Vulture

Skip to content, or skip to search.

sports

Why Does the Friday Night Lights Team Always Win on the Field But Lose in Life?

Friday Night Lights returns tonight on DirecTV for its fifth and final season, after leaving us in tears of both sadness and joy after its season-four finale. On the bummer side of things, longtime bad boy Tim Riggins headed off to jail, taking the rap for his brother. On the invigorating side, our heroes, the East Dillon Lions, won an improbable victory over evil crosstown rivals and superior football team, the West Dillon Panthers. That's the way it usually goes on this show: on-the-field Hollywood uplift triumphs paired with off-the-field realistic downers. With this fifth and final season, will we get a happy ending for our people and our football team? Or would that not be Friday Night Lights?
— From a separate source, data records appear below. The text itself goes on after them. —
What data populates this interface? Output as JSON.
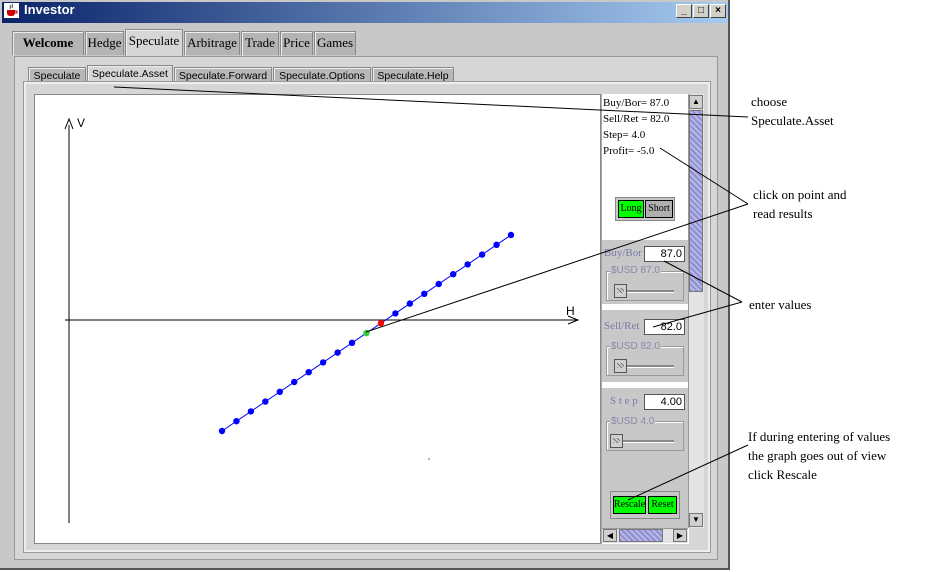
{
  "window": {
    "title": "Investor"
  },
  "main_tabs": [
    {
      "label": "Welcome",
      "selected": false
    },
    {
      "label": "Hedge",
      "selected": false
    },
    {
      "label": "Speculate",
      "selected": true
    },
    {
      "label": "Arbitrage",
      "selected": false
    },
    {
      "label": "Trade",
      "selected": false
    },
    {
      "label": "Price",
      "selected": false
    },
    {
      "label": "Games",
      "selected": false
    }
  ],
  "sub_tabs": [
    {
      "label": "Speculate",
      "selected": false
    },
    {
      "label": "Speculate.Asset",
      "selected": true
    },
    {
      "label": "Speculate.Forward",
      "selected": false
    },
    {
      "label": "Speculate.Options",
      "selected": false
    },
    {
      "label": "Speculate.Help",
      "selected": false
    }
  ],
  "graph": {
    "y_axis_label": "V",
    "x_axis_label": "H",
    "points_color": "#0000ff",
    "selected_point_color": "#ff0000",
    "breakeven_point_color": "#33cc33"
  },
  "results": {
    "buy_bor": "Buy/Bor= 87.0",
    "sell_ret": "Sell/Ret = 82.0",
    "step": "Step= 4.0",
    "profit": "Profit= -5.0"
  },
  "position_buttons": {
    "long": "Long",
    "short": "Short"
  },
  "controls": {
    "buy_bor": {
      "label": "Buy/Bor",
      "value": "87.0",
      "slider_label": "$USD 87.0"
    },
    "sell_ret": {
      "label": "Sell/Ret",
      "value": "82.0",
      "slider_label": "$USD 82.0"
    },
    "step": {
      "label": "S t e p",
      "value": "4.00",
      "slider_label": "$USD 4.0"
    }
  },
  "action_buttons": {
    "rescale": "Rescale",
    "reset": "Reset"
  },
  "annotations": {
    "choose_1": "choose",
    "choose_2": "Speculate.Asset",
    "click_1": "click on point and",
    "click_2": "read results",
    "enter": "enter values",
    "rescale_1": "If during entering of values",
    "rescale_2": "the graph goes out of view",
    "rescale_3": "click Rescale"
  },
  "colors": {
    "title_start": "#0a246a",
    "title_end": "#a6caf0",
    "button_green": "#00ff00"
  }
}
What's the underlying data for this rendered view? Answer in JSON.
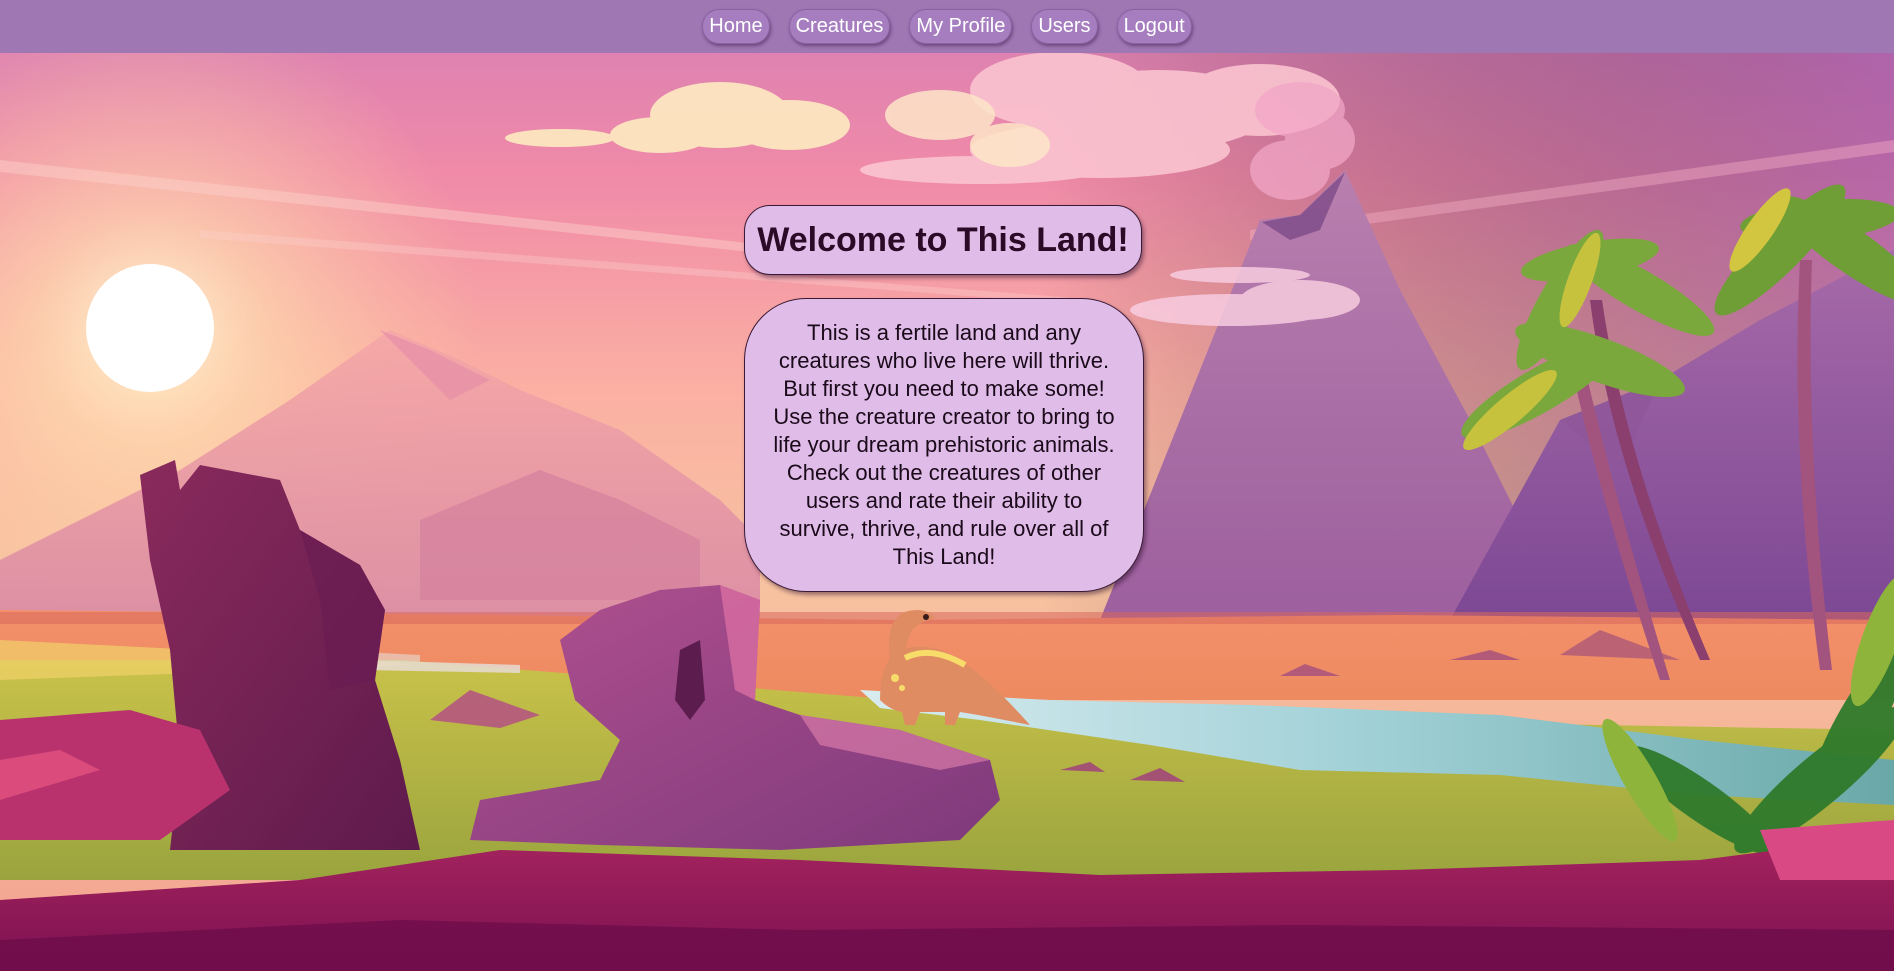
{
  "nav": {
    "items": [
      {
        "label": "Home"
      },
      {
        "label": "Creatures"
      },
      {
        "label": "My Profile"
      },
      {
        "label": "Users"
      },
      {
        "label": "Logout"
      }
    ]
  },
  "hero": {
    "title": "Welcome to This Land!",
    "description": "This is a fertile land and any creatures who live here will thrive. But first you need to make some! Use the creature creator to bring to life your dream prehistoric animals. Check out the creatures of other users and rate their ability to survive, thrive, and rule over all of This Land!"
  },
  "colors": {
    "navbar": "#9e77b3",
    "panel": "#e0bce8",
    "panel_border": "#3a1a36",
    "title_text": "#2a0a26"
  }
}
The show has never been that realistic about winning. In its first season, the team awesomely won the state championship, even though their star quarterback had been paralyzed and their top running back was suspended for much of the season. Yes, they lost in season three, but that was after winning enough games to make it back to the finals. (Season two got a little away from football, busying itself with Landry and his rapist-killing hobby.) Last year, when Coach Taylor was forced to go to East Dillon and start a football program from scratch, his team did lose — up until the all-important last game of the season, when his 1–7 Lions eked out a glorious and moral victory over his former team, the Panthers. With that one win the Lions turned their fate around: [Mild spoiler alert.] In the new season, the Lions are not a losing football team.
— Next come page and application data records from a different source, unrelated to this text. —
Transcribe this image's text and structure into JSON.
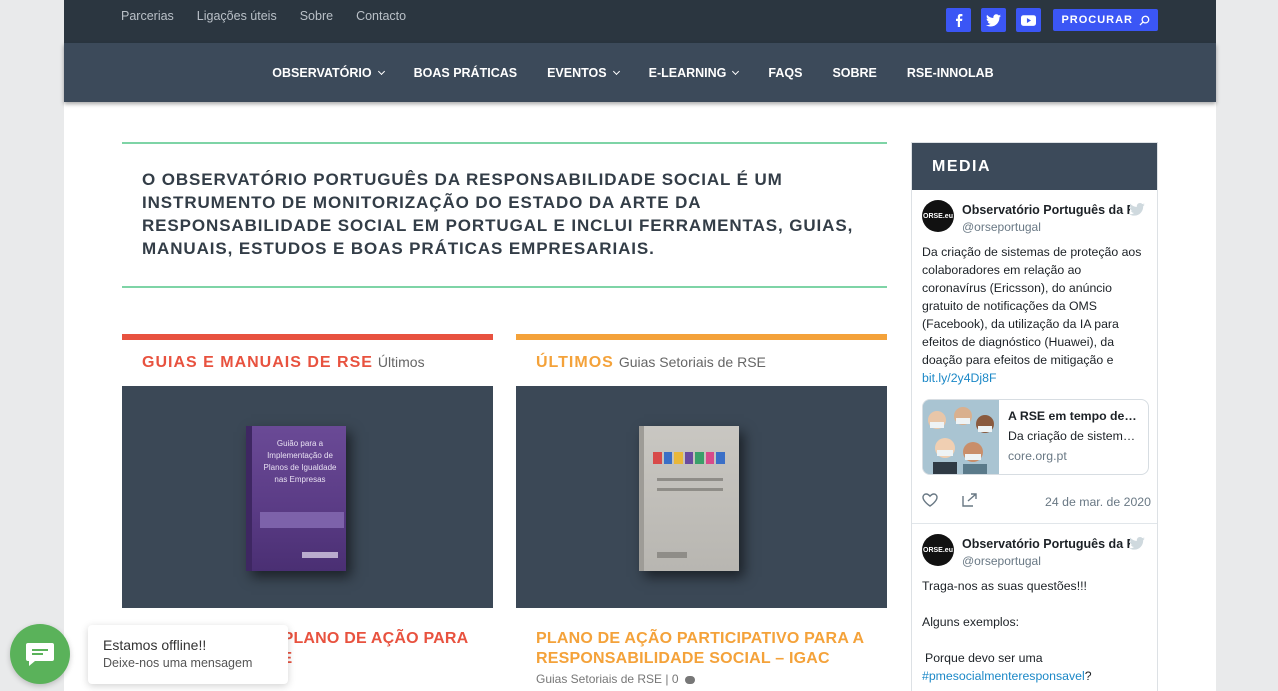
{
  "topbar": {
    "links": [
      "Parcerias",
      "Ligações úteis",
      "Sobre",
      "Contacto"
    ],
    "social_icons": [
      "facebook-icon",
      "twitter-icon",
      "youtube-icon"
    ],
    "search_label": "PROCURAR",
    "accent_color": "#3b56f5"
  },
  "nav": {
    "items": [
      {
        "label": "OBSERVATÓRIO",
        "has_dropdown": true
      },
      {
        "label": "BOAS PRÁTICAS",
        "has_dropdown": false
      },
      {
        "label": "EVENTOS",
        "has_dropdown": true
      },
      {
        "label": "E-LEARNING",
        "has_dropdown": true
      },
      {
        "label": "FAQS",
        "has_dropdown": false
      },
      {
        "label": "SOBRE",
        "has_dropdown": false
      },
      {
        "label": "RSE-INNOLAB",
        "has_dropdown": false
      }
    ]
  },
  "intro": {
    "text": "O OBSERVATÓRIO PORTUGUÊS DA RESPONSABILIDADE SOCIAL É UM INSTRUMENTO DE MONITORIZAÇÃO DO ESTADO DA ARTE DA RESPONSABILIDADE SOCIAL EM PORTUGAL E INCLUI FERRAMENTAS, GUIAS, MANUAIS, ESTUDOS E BOAS PRÁTICAS EMPRESARIAIS.",
    "border_color": "#7ed4a6"
  },
  "cards": [
    {
      "title": "GUIAS E MANUAIS DE RSE",
      "subtitle": "Últimos",
      "accent": "#e8523f",
      "book_text": "Guião para a Implementação de Planos de Igualdade nas Empresas",
      "post_title": "…NCIA PARA A …PLANO DE AÇÃO PARA …RE MULHERES E",
      "meta": ""
    },
    {
      "title": "ÚLTIMOS",
      "subtitle": "Guias Setoriais de RSE",
      "accent": "#f4a23a",
      "book_text": "",
      "post_title": "PLANO DE AÇÃO PARTICIPATIVO PARA A RESPONSABILIDADE SOCIAL – IGAC",
      "meta": "Guias Setoriais de RSE | 0"
    }
  ],
  "media": {
    "title": "MEDIA",
    "tweets": [
      {
        "avatar": "ORSE.eu",
        "name": "Observatório Português da Re",
        "handle": "@orseportugal",
        "text": "Da criação de sistemas de proteção aos colaboradores em relação ao coronavírus (Ericsson), do anúncio gratuito de notificações da OMS (Facebook), da utilização da IA para efeitos de diagnóstico (Huawei), da doação para efeitos de mitigação e",
        "link": "bit.ly/2y4Dj8F",
        "card_title": "A RSE em tempo de …",
        "card_desc": "Da criação de sistem…",
        "card_domain": "core.org.pt",
        "date": "24 de mar. de 2020"
      },
      {
        "avatar": "ORSE.eu",
        "name": "Observatório Português da Re",
        "handle": "@orseportugal",
        "line1": "Traga-nos as suas questões!!!",
        "line2": "Alguns exemplos:",
        "line3": "Porque devo ser uma",
        "hashtag": "#pmesocialmenteresponsavel",
        "qmark": "?"
      }
    ]
  },
  "chat": {
    "status": "Estamos offline!!",
    "prompt": "Deixe-nos uma mensagem",
    "color": "#5ab25a"
  }
}
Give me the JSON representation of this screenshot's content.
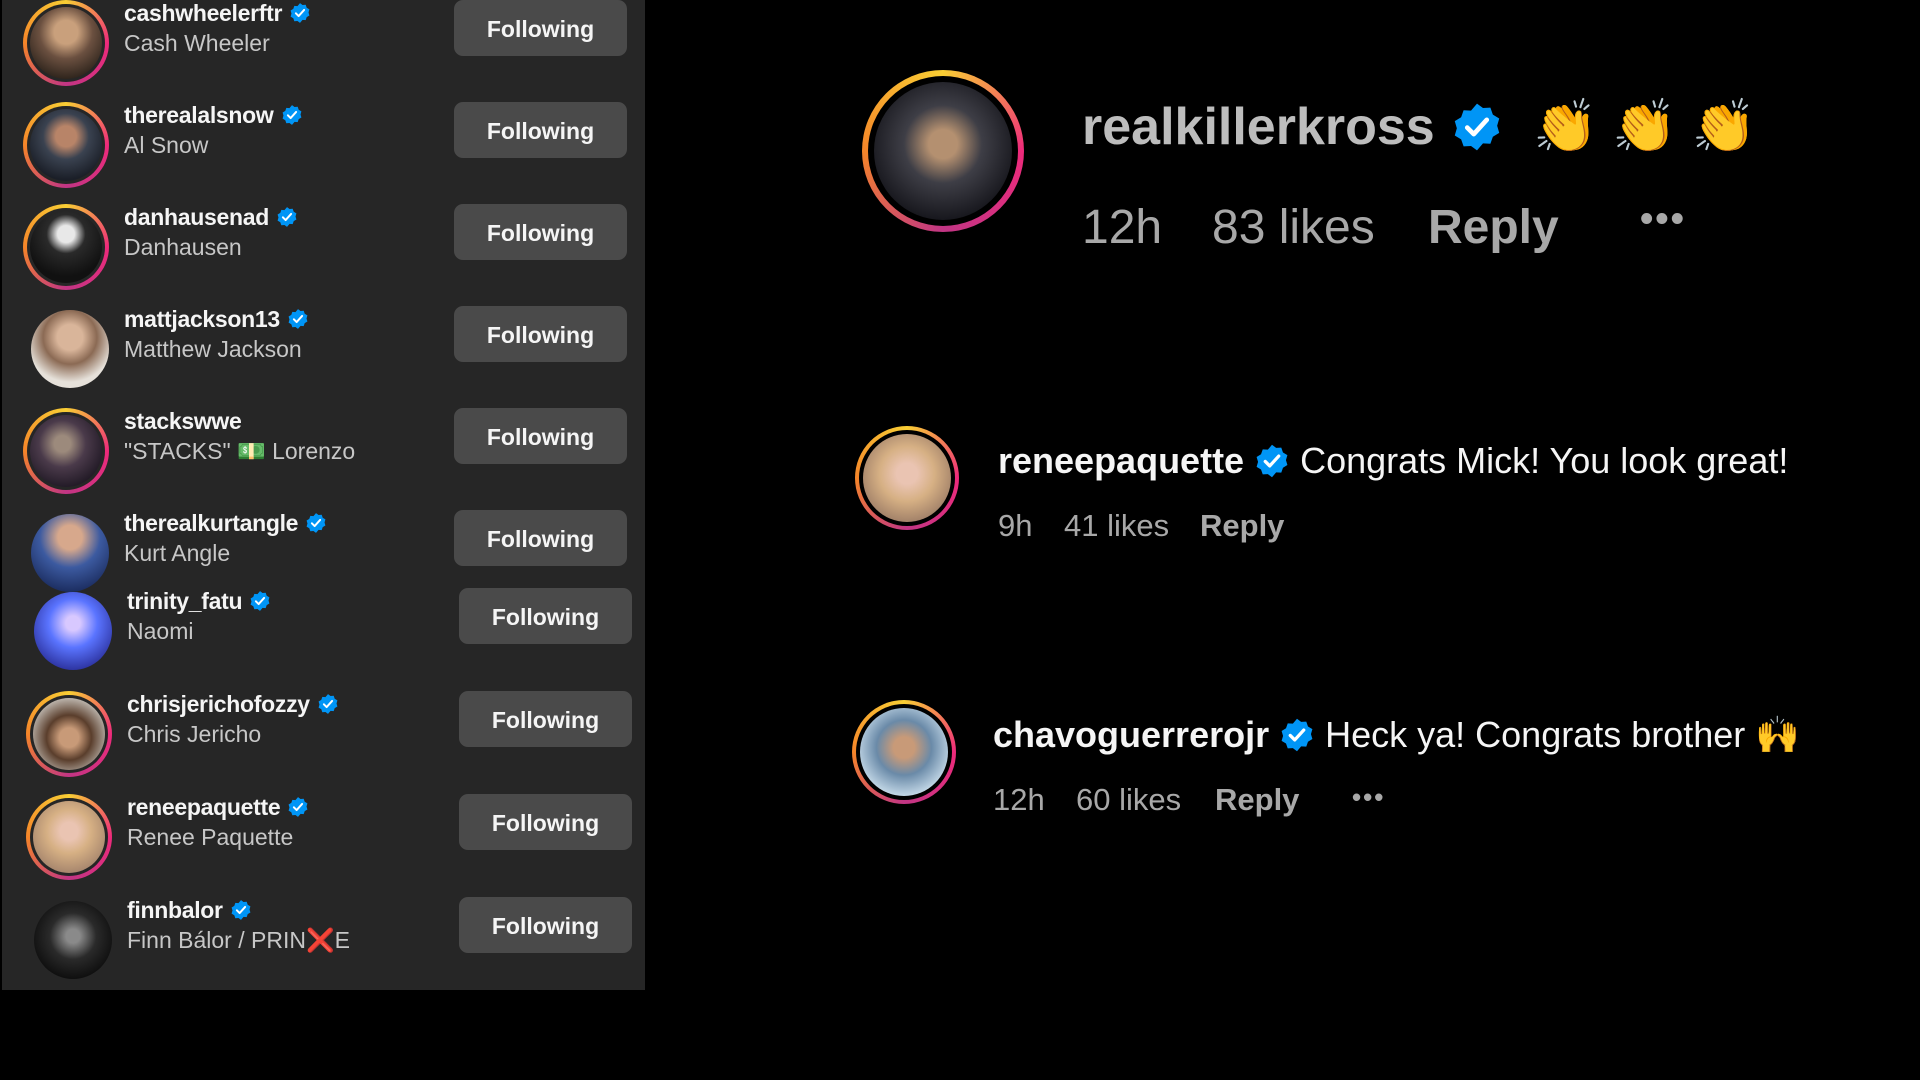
{
  "following": [
    {
      "username": "cashwheelerftr",
      "display_name": "Cash Wheeler",
      "verified": true,
      "button": "Following"
    },
    {
      "username": "therealalsnow",
      "display_name": "Al Snow",
      "verified": true,
      "button": "Following"
    },
    {
      "username": "danhausenad",
      "display_name": "Danhausen",
      "verified": true,
      "button": "Following"
    },
    {
      "username": "mattjackson13",
      "display_name": "Matthew Jackson",
      "verified": true,
      "button": "Following"
    },
    {
      "username": "stackswwe",
      "display_name_before": "\"STACKS\"",
      "display_name_emoji": "💵",
      "display_name_after": "Lorenzo",
      "verified": false,
      "button": "Following"
    },
    {
      "username": "therealkurtangle",
      "display_name": "Kurt Angle",
      "verified": true,
      "button": "Following"
    },
    {
      "username": "trinity_fatu",
      "display_name": "Naomi",
      "verified": true,
      "button": "Following"
    },
    {
      "username": "chrisjerichofozzy",
      "display_name": "Chris Jericho",
      "verified": true,
      "button": "Following"
    },
    {
      "username": "reneepaquette",
      "display_name": "Renee Paquette",
      "verified": true,
      "button": "Following"
    },
    {
      "username": "finnbalor",
      "display_name_before": "Finn Bálor / PRIN",
      "display_name_emoji": "❌",
      "display_name_after": "E",
      "verified": true,
      "button": "Following"
    }
  ],
  "comments": [
    {
      "username": "realkillerkross",
      "text": "👏 👏 👏",
      "time": "12h",
      "likes": "83 likes",
      "reply": "Reply",
      "more": "•••"
    },
    {
      "username": "reneepaquette",
      "text": "Congrats Mick! You look great!",
      "time": "9h",
      "likes": "41 likes",
      "reply": "Reply"
    },
    {
      "username": "chavoguerrerojr",
      "text": "Heck ya! Congrats brother 🙌",
      "time": "12h",
      "likes": "60 likes",
      "reply": "Reply",
      "more": "•••"
    }
  ],
  "colors": {
    "panel_bg": "#262626",
    "button_bg": "#4a4a4a",
    "verified_blue": "#0095f6",
    "meta_gray": "#a8a8a8"
  }
}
It's not that we're complaining about all this winning: We cheered along with every victory. It's just that the football win-loss record is so much better than the personal-problem win-loss record. While Tammy and Eric, the series' primary couple, have remained inviolably, lovingly, realistically intact, the kids around them experience no such consistency. Riggins constantly floats the idea of respectability, only to have that possibility punted off into the horizon every time. And the teen romances between Jason and Lyla, Lyla and Tim, Julie and Matt, Landry and Tyra, and Landry and Jess all ended.

When it comes to its characters, FNL takes a parental perspective: This might hurt now, but it's for the best. And that's the satisfaction that viewers get, too: Though our short-term Jaracen (Saracen + Julie, duh) loving hearts wish everyone would get married and settle in Dillon and meet at the Alamo Freeze every Friday after the game, we must regretfully concede that such kowtowing to romantic clichés would make this a different show, and not nearly as good of one. (Which isn't to say that we're still not happy for the occasional Hail Mary plot resolution: Smash getting to play for a college team even after busting his knee made us cry so hard, we don't care how implausible it was.)

To bring that realism over to the scoreboard, sometimes the Coach's team would have to have a great season, but often it would just be mediocre: a 5–4 record, eliminated in the regionals. That might be more realistic, but would it be as satisfying? Friday Night Lights, purveyor of clear eyes and full hearts, knows the power of clichés: They contain some truth, and give comfort. (Think of Tammy telling Jason Street in the first season, "There's no weakness in forgiveness," which in context isn't lazy writing, just something a guidance counselor would say to a teenage boy — albeit one who looked like a 30-year-old — whose girlfriend had cheated on him.) Maybe all the last-minute touchdowns and suspenseful trips are just another well-deployed cliché, a comfort that balances out the show's darker notes, for both the characters and the viewer. So, this season, look for the Lions to make state. No happy promises about anything else.

Photo: NBC/DIRECTV/Bill Records